Major infections after PCI, CABG do not affect very long-term survival

01 Oct 2021
Major infections after PCI, CABG do not affect very long-term survival

While major infections worsen 5-year survival after percutaneous coronary intervention (PCI) or coronary artery bypass graft (CABG) for coronary artery disease (CAD), no detrimental effects on mortality are observed thereafter, suggesting that its impact subsides after 5 years, a recent study has found.

The researchers conducted a subgroup analysis of the SYNTAX Extended Survival trial, enrolling 140 CAD patients who had had major postprocedure infections but survived until 5 years. Their estimated mortality rate for the next 5 years was calculated using the Kaplan-Meier method and compared against that of patients who had no major postprocedural infections.

A total of 229 deaths occurred from 5 to 10 years after intervention, yielding a mortality rate of 15.6 percent. Twenty-seven of these deaths occurred in the major infection group, while 202 were recorded in no-infection controls (19.8 percent vs 15.1 percent).

Adjusted Cox proportional hazards analysis found no difference in risk between groups (hazard ratio [HR], 1.10, 95 percent confidence interval [CI], 0.62–1.96; p=0.740). There was also no significant interaction of the treatment arm (p=0.564), suggesting that such a trend was consistent in PCI and CABG patients.

Subsequent exploratory analysis showed that patients who developed periprocedural major infections had a higher 10-year mortality risk than no-infection comparators, though the effect fell short of significance (30.8 percent vs 24.5 percent; HR, 1.36, 95 percent CI, 0.99–1.88; p=0.058).

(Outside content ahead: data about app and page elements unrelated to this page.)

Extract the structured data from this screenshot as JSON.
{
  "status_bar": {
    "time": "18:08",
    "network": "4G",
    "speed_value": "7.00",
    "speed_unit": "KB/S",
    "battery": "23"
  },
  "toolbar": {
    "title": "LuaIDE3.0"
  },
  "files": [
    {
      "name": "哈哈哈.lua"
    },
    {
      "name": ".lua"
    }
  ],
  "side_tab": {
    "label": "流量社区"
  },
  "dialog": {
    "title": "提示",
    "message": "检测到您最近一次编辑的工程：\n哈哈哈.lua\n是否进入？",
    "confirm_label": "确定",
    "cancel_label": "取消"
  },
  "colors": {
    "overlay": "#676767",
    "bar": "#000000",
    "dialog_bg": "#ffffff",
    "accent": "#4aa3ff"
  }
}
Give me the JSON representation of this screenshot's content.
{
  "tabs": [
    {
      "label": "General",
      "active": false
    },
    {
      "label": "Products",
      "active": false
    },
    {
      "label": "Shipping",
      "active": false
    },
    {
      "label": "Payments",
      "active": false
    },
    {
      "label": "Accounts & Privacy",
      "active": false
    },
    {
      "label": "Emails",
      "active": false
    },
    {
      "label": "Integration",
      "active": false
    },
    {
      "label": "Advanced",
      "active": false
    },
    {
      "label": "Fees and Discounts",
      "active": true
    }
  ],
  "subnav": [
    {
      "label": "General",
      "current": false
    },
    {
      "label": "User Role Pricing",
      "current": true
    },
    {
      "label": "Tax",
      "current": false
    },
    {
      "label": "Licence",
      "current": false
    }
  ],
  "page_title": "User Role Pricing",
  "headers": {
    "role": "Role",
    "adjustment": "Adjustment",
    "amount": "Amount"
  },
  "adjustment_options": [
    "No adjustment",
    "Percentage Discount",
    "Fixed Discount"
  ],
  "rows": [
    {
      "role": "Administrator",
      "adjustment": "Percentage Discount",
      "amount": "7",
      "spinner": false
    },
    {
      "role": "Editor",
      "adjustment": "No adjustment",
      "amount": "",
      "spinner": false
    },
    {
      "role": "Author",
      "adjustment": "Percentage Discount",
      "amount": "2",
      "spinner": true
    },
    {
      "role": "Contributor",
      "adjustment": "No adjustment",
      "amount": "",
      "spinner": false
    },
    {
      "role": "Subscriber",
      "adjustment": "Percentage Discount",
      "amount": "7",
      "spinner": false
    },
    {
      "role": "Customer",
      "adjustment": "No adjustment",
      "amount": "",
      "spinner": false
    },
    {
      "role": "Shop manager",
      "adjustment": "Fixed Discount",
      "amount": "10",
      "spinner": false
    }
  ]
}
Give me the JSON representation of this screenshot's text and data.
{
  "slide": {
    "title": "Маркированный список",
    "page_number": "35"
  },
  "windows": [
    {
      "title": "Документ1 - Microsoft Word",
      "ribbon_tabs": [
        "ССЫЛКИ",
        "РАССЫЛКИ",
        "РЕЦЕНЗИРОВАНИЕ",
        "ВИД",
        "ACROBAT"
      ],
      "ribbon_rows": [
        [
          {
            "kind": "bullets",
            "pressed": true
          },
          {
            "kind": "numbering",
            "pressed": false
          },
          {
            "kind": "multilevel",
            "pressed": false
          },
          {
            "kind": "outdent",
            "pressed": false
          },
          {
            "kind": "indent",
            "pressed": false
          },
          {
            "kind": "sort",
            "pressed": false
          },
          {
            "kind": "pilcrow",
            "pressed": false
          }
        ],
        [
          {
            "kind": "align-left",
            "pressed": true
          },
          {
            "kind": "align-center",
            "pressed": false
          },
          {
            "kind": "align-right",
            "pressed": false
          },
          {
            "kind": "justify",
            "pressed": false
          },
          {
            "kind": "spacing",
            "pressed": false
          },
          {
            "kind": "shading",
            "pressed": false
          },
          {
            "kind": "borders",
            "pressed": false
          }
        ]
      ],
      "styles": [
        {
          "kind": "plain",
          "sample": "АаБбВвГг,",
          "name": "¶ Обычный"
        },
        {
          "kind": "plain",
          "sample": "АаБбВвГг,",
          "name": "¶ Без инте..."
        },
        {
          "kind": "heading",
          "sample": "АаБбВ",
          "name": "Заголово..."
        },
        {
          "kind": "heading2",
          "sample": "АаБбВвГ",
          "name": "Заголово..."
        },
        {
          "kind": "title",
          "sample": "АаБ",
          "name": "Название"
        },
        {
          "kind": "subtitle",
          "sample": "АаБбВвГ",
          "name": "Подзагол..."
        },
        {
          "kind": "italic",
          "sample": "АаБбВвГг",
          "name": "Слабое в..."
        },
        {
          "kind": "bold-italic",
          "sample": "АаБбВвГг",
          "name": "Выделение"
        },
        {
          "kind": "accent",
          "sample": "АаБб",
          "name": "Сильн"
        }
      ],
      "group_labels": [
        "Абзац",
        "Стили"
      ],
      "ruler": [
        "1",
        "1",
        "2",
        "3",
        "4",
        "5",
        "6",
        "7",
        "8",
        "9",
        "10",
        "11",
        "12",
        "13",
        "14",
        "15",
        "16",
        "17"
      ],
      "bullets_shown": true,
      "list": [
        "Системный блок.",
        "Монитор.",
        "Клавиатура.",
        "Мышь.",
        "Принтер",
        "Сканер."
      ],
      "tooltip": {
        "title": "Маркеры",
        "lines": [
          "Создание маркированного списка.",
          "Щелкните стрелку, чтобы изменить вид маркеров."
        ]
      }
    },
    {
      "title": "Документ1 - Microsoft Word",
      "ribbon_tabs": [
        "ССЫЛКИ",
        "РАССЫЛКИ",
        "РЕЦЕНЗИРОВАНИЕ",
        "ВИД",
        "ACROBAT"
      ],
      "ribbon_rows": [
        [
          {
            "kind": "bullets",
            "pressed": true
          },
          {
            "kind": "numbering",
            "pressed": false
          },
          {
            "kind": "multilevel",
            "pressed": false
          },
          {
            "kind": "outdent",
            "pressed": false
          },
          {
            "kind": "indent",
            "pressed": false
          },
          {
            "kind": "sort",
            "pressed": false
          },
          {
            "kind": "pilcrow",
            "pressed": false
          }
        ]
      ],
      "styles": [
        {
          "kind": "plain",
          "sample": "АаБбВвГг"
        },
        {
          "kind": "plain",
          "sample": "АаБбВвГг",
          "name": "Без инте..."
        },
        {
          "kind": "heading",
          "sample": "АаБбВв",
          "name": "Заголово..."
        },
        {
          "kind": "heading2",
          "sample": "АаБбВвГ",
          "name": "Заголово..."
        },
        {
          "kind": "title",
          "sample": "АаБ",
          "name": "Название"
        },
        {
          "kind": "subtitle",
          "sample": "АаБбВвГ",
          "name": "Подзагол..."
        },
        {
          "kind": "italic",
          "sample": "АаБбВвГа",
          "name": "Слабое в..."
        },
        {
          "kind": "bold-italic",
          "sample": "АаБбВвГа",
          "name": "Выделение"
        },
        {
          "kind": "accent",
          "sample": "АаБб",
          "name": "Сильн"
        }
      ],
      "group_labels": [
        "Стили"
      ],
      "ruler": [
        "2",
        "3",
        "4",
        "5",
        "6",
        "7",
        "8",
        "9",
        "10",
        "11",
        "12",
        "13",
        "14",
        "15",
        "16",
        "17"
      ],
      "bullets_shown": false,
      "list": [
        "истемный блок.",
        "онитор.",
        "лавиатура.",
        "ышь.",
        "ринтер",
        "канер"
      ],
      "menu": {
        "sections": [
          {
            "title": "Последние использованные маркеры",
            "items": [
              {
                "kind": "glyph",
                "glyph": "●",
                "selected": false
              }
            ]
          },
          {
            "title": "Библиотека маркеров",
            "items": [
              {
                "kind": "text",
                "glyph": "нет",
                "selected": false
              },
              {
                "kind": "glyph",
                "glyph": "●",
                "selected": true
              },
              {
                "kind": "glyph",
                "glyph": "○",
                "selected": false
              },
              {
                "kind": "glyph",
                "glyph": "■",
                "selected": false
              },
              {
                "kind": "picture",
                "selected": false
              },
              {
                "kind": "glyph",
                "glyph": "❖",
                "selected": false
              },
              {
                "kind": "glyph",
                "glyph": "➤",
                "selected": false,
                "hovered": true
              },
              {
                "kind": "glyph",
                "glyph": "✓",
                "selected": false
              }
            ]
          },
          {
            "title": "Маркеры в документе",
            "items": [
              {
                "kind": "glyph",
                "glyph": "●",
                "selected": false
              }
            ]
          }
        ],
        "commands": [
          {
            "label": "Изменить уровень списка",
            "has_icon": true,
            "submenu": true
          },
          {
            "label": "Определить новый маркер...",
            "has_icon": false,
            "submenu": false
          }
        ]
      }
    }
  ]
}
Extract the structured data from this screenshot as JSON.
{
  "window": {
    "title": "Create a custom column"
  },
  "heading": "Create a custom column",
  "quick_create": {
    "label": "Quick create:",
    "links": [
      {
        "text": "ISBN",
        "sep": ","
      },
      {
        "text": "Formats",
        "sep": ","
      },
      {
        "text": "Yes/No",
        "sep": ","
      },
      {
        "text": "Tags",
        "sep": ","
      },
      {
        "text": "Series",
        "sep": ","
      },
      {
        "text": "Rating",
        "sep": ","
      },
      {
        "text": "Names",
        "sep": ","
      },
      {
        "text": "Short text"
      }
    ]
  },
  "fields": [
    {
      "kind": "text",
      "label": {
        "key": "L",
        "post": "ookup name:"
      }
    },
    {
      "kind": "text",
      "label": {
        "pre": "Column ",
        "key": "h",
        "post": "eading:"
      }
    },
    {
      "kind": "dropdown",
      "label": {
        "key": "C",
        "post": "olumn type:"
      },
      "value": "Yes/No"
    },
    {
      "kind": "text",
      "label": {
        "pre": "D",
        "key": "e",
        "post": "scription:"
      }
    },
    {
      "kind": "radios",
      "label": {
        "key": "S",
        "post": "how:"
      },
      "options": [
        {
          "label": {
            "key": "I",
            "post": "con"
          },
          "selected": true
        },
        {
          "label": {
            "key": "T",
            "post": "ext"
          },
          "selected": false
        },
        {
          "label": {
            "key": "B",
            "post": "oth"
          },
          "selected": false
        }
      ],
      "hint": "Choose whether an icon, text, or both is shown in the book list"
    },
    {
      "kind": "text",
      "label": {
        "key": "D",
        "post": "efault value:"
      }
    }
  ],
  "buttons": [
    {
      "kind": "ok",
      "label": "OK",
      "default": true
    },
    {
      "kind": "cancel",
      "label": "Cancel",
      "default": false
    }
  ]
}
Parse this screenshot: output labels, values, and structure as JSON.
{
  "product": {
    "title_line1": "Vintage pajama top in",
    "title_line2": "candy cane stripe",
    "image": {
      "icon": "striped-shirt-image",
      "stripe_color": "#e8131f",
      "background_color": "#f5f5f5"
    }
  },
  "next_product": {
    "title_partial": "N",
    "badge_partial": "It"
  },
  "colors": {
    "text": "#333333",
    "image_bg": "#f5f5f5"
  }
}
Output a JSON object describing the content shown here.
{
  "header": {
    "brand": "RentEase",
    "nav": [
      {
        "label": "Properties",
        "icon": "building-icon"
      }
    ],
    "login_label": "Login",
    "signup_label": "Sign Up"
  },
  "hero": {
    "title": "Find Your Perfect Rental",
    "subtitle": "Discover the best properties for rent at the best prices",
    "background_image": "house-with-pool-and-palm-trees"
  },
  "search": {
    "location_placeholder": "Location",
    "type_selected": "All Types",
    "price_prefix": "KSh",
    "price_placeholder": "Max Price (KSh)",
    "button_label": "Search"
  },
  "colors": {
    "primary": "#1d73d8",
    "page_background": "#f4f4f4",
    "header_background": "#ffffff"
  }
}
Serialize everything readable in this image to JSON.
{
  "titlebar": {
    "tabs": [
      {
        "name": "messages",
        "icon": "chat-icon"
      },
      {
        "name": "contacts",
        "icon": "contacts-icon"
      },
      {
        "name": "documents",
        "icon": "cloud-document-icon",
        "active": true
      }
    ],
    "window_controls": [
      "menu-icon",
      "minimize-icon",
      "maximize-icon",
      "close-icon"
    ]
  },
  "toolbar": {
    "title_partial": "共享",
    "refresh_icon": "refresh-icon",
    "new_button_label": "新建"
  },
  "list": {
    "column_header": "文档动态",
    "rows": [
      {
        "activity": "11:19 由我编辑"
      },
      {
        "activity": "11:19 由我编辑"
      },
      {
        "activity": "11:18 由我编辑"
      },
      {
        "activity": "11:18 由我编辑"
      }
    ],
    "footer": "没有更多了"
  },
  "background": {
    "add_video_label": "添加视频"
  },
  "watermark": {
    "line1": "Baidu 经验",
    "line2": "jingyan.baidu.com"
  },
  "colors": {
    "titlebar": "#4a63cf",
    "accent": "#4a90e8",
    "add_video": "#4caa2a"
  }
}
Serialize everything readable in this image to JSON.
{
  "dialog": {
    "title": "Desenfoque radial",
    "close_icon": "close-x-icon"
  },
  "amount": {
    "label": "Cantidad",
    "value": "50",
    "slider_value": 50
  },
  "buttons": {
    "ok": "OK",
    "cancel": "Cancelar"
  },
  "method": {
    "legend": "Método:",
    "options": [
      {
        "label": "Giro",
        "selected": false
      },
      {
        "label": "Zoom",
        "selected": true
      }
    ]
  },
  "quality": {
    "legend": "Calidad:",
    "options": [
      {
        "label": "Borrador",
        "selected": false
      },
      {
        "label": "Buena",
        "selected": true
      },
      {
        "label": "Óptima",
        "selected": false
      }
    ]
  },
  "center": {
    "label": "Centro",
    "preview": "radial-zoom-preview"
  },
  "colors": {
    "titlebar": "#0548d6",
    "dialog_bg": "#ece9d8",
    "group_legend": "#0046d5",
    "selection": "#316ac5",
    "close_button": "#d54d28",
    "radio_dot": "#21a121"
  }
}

“In other words, patients who had experienced major periprocedural infections but had been cured do not necessarily require an intensive long-term follow-up and could receive the local standard of care,” the researchers said.

“Due to the limited number of patients with a history of major periprocedural infections in the current study, this hypothesis should be confirmed in large pooled data, ideally with very long-term follow-up,” they added.

Editor's Recommendations
Related Diseases